Constructive criticisms: 2-hour workshops, whilst enjoyable, arduous and exhausting Workshops should focus more time on the topic of overcoming barriers to employment Workshops should cover job interview techniques and presentation skills Limited number of 15-day internships, more variety needed Evaluating Access to Employability
Current and Future Developments AccessAbility Centre now has a dedicated careers advisor on-site In-depth research on a larger pool of students via questionnaires More work placement opportunities Separate session focused on job interview techniques
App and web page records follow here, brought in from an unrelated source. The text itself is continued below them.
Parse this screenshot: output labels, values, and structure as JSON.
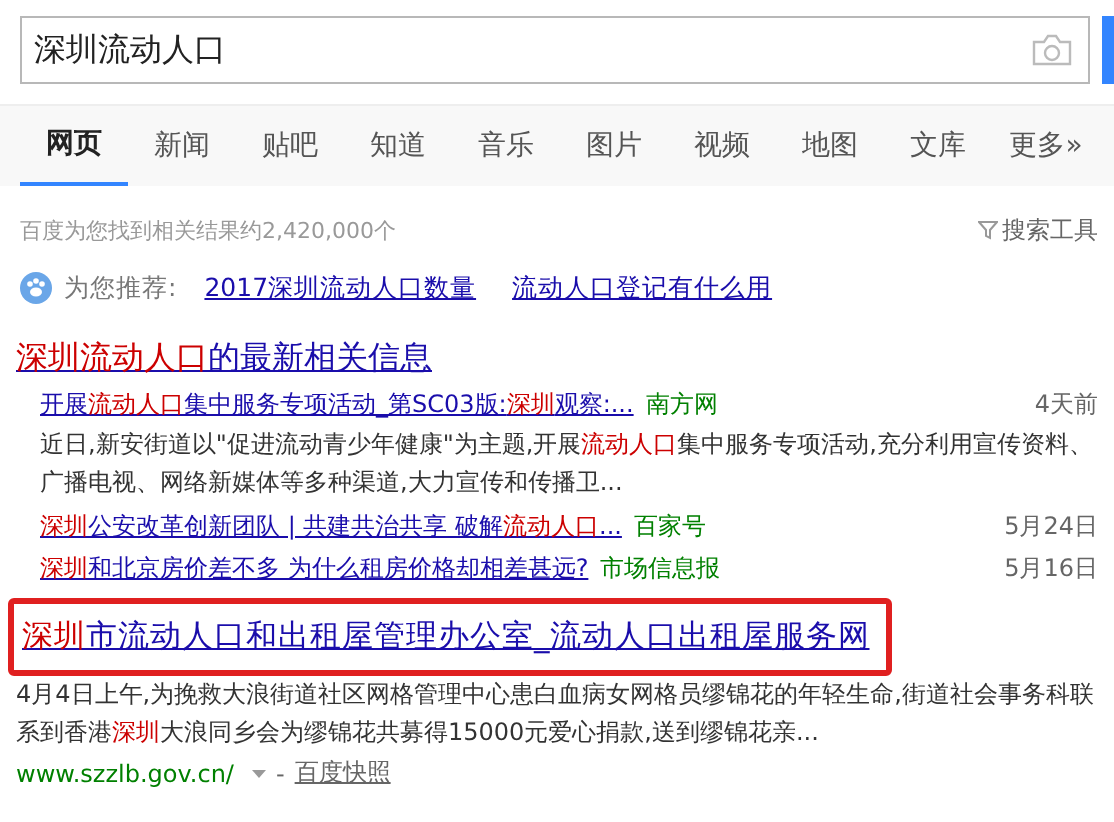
{
  "search": {
    "value": "深圳流动人口"
  },
  "tabs": [
    {
      "label": "网页",
      "selected": true
    },
    {
      "label": "新闻",
      "selected": false
    },
    {
      "label": "贴吧",
      "selected": false
    },
    {
      "label": "知道",
      "selected": false
    },
    {
      "label": "音乐",
      "selected": false
    },
    {
      "label": "图片",
      "selected": false
    },
    {
      "label": "视频",
      "selected": false
    },
    {
      "label": "地图",
      "selected": false
    },
    {
      "label": "文库",
      "selected": false
    },
    {
      "label": "更多»",
      "selected": false
    }
  ],
  "result_count": "百度为您找到相关结果约2,420,000个",
  "search_tools": "搜索工具",
  "recommend": {
    "label": "为您推荐:",
    "links": [
      "2017深圳流动人口数量",
      "流动人口登记有什么用"
    ]
  },
  "news_block": {
    "title": [
      {
        "text": "深圳流动人口",
        "highlight": true
      },
      {
        "text": "的最新相关信息",
        "highlight": false
      }
    ],
    "items": [
      {
        "title": [
          {
            "text": "开展",
            "highlight": false
          },
          {
            "text": "流动人口",
            "highlight": true
          },
          {
            "text": "集中服务专项活动_第SC03版:",
            "highlight": false
          },
          {
            "text": "深圳",
            "highlight": true
          },
          {
            "text": "观察:...",
            "highlight": false
          }
        ],
        "source": "南方网",
        "time": "4天前",
        "snippet": [
          {
            "text": "近日,新安街道以\"促进流动青少年健康\"为主题,开展",
            "highlight": false
          },
          {
            "text": "流动人口",
            "highlight": true
          },
          {
            "text": "集中服务专项活动,充分利用宣传资料、广播电视、网络新媒体等多种渠道,大力宣传和传播卫...",
            "highlight": false
          }
        ]
      },
      {
        "title": [
          {
            "text": "深圳",
            "highlight": true
          },
          {
            "text": "公安改革创新团队 | 共建共治共享 破解",
            "highlight": false
          },
          {
            "text": "流动人口",
            "highlight": true
          },
          {
            "text": "...",
            "highlight": false
          }
        ],
        "source": "百家号",
        "time": "5月24日"
      },
      {
        "title": [
          {
            "text": "深圳",
            "highlight": true
          },
          {
            "text": "和北京房价差不多 为什么租房价格却相差甚远?",
            "highlight": false
          }
        ],
        "source": "市场信息报",
        "time": "5月16日"
      }
    ]
  },
  "result": {
    "boxed": true,
    "title": [
      {
        "text": "深圳",
        "highlight": true
      },
      {
        "text": "市流动人口和出租屋管理办公室_流动人口出租屋服务网",
        "highlight": false
      }
    ],
    "snippet": [
      {
        "text": "4月4日上午,为挽救大浪街道社区网格管理中心患白血病女网格员缪锦花的年轻生命,街道社会事务科联系到香港",
        "highlight": false
      },
      {
        "text": "深圳",
        "highlight": true
      },
      {
        "text": "大浪同乡会为缪锦花共募得15000元爱心捐款,送到缪锦花亲...",
        "highlight": false
      }
    ],
    "url": "www.szzlb.gov.cn/",
    "separator": "-",
    "cache": "百度快照"
  }
}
Discussion What information is there about how dyslexic students perform in the job market and do they remain in employment? What are dyslexic students’ main concerns about employability and employment? How do Higher Education institutions and students address these concerns?
Bibliography Hirst, A. (2008) The Changing Legal Context, Continuing Professional Development and the Promotion of Inclusive Pedagogy for Disabled Students, Learning and Teaching in Higher Education, vol.3, pp. 49-61 Knight, P. & Yorke, M. (2004) Learning, Curriculum and Employability in Higher Education, London, RoutledgeFalmer Leacy, A. & Tunnah, E. (2009) ‘What Happens Next? A Report on the First Destinations of 2007 Disabled Graduates’, Sheffield, AGCAS.
Contact Details Fiona White, Dyslexia Study Advisor Email: firstname.lastname@example.org@le.ac.uk Richard Mendez, Work-related Learning Tutor Email: email@example.com@le.ac.uk